**HOW TO COMPLETE THIS TASK**
Although the entries contain pictures, repeat only their words, exactly as written.

**Records from a collection**
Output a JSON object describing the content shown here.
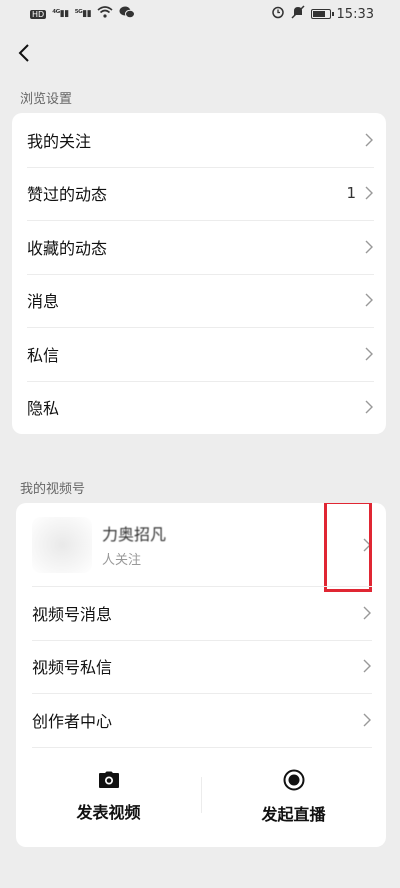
{
  "status_bar": {
    "left_text": "HD 2 4G 5G",
    "time": "15:33"
  },
  "section_browse": {
    "title": "浏览设置",
    "items": [
      {
        "label": "我的关注",
        "count": ""
      },
      {
        "label": "赞过的动态",
        "count": "1"
      },
      {
        "label": "收藏的动态",
        "count": ""
      },
      {
        "label": "消息",
        "count": ""
      },
      {
        "label": "私信",
        "count": ""
      },
      {
        "label": "隐私",
        "count": ""
      }
    ]
  },
  "section_channels": {
    "title": "我的视频号",
    "profile": {
      "name": "力奥招凡",
      "sub": "人关注"
    },
    "items": [
      {
        "label": "视频号消息"
      },
      {
        "label": "视频号私信"
      },
      {
        "label": "创作者中心"
      }
    ],
    "actions": [
      {
        "label": "发表视频",
        "icon": "camera-icon"
      },
      {
        "label": "发起直播",
        "icon": "live-icon"
      }
    ]
  },
  "colors": {
    "highlight": "#e02633",
    "background": "#ededed"
  }
}
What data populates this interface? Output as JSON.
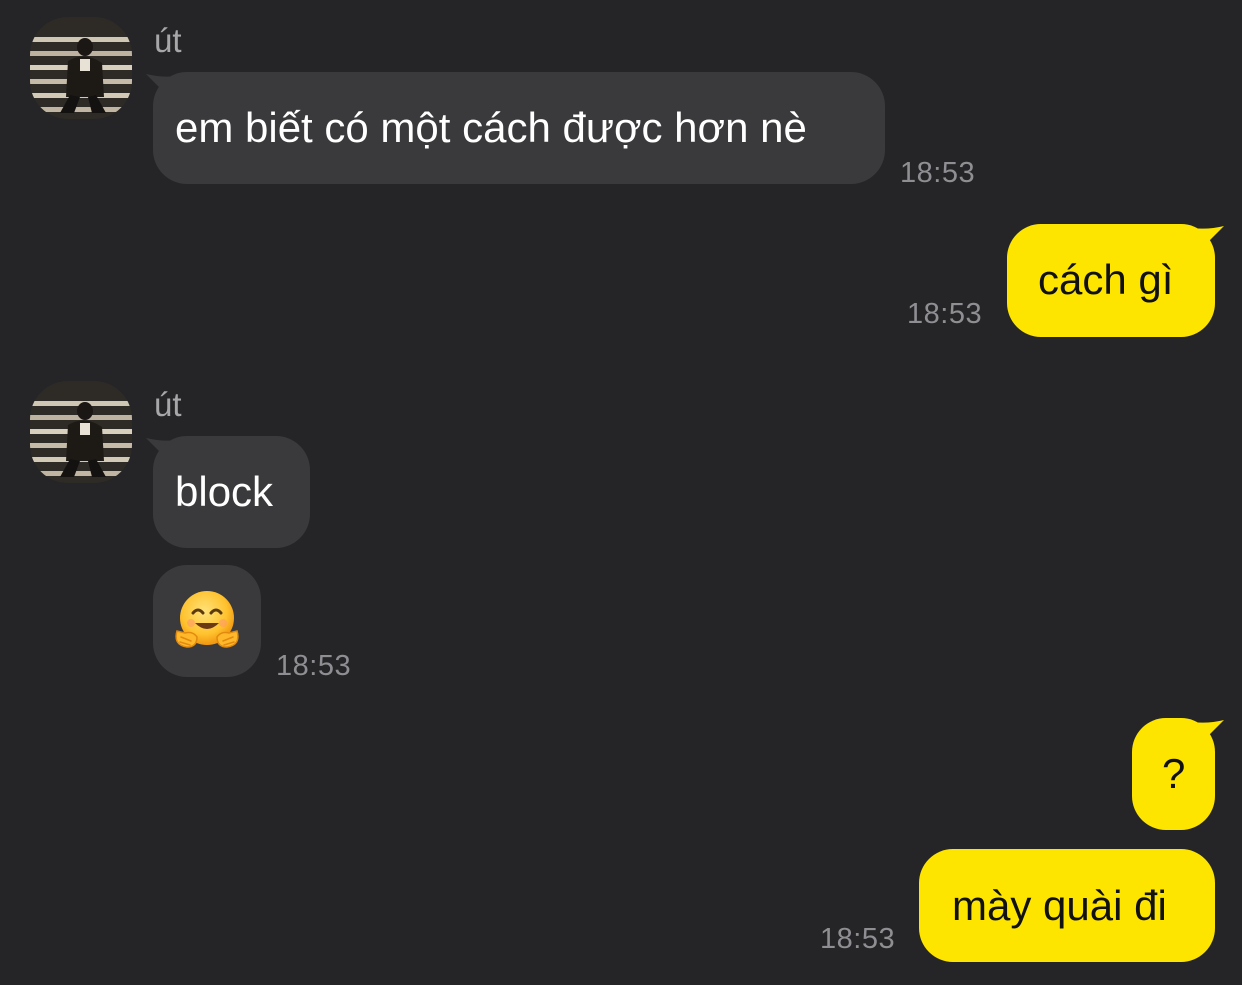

**ANSWER FOR THE TASK**
Output a JSON object describing the content shown here.
{
  "status_bar": {
    "left_text": "HD 2 4G 5G",
    "time": "15:33"
  },
  "section_browse": {
    "title": "浏览设置",
    "items": [
      {
        "label": "我的关注",
        "count": ""
      },
      {
        "label": "赞过的动态",
        "count": "1"
      },
      {
        "label": "收藏的动态",
        "count": ""
      },
      {
        "label": "消息",
        "count": ""
      },
      {
        "label": "私信",
        "count": ""
      },
      {
        "label": "隐私",
        "count": ""
      }
    ]
  },
  "section_channels": {
    "title": "我的视频号",
    "profile": {
      "name": "力奥招凡",
      "sub": "人关注"
    },
    "items": [
      {
        "label": "视频号消息"
      },
      {
        "label": "视频号私信"
      },
      {
        "label": "创作者中心"
      }
    ],
    "actions": [
      {
        "label": "发表视频",
        "icon": "camera-icon"
      },
      {
        "label": "发起直播",
        "icon": "live-icon"
      }
    ]
  },
  "colors": {
    "highlight": "#e02633",
    "background": "#ededed"
  }
}
What data populates this interface? Output as JSON.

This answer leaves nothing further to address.